_AVAILABLE RECORDS_

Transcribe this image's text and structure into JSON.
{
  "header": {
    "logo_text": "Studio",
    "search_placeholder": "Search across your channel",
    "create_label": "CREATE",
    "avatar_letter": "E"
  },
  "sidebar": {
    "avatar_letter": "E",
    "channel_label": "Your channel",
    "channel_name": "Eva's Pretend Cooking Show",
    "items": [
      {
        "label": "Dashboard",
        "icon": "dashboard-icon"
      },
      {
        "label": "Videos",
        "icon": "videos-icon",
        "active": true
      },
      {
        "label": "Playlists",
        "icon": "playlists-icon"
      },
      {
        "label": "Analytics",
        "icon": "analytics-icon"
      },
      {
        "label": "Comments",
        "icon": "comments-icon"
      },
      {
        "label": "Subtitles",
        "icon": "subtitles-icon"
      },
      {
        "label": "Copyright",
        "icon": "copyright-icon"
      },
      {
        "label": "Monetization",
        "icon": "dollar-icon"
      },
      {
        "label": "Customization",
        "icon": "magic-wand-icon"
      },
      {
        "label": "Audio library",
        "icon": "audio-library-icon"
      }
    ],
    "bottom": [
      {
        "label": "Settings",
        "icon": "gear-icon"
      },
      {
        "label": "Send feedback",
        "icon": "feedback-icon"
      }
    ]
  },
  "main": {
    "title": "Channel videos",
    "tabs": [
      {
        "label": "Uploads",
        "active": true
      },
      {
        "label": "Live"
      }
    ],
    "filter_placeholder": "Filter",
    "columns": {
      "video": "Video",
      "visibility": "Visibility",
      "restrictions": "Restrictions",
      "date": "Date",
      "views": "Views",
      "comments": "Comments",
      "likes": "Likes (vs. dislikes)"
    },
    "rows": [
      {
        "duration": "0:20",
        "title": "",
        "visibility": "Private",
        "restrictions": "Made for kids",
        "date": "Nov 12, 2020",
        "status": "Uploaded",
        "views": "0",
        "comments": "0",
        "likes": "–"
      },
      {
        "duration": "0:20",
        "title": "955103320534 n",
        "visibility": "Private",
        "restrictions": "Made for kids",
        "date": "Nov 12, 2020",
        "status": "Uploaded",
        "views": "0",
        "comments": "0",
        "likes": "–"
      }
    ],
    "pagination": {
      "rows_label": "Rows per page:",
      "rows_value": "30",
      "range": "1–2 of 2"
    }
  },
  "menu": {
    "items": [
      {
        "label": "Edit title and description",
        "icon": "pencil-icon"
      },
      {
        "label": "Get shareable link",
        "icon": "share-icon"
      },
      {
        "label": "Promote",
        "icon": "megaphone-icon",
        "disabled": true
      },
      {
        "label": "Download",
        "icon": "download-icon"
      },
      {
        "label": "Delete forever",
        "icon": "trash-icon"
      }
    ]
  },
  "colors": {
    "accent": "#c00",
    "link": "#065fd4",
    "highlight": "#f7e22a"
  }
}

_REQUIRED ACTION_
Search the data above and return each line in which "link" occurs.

_EXERCISE SOLUTION_
        "label": "Get shareable link",
    "link": "#065fd4",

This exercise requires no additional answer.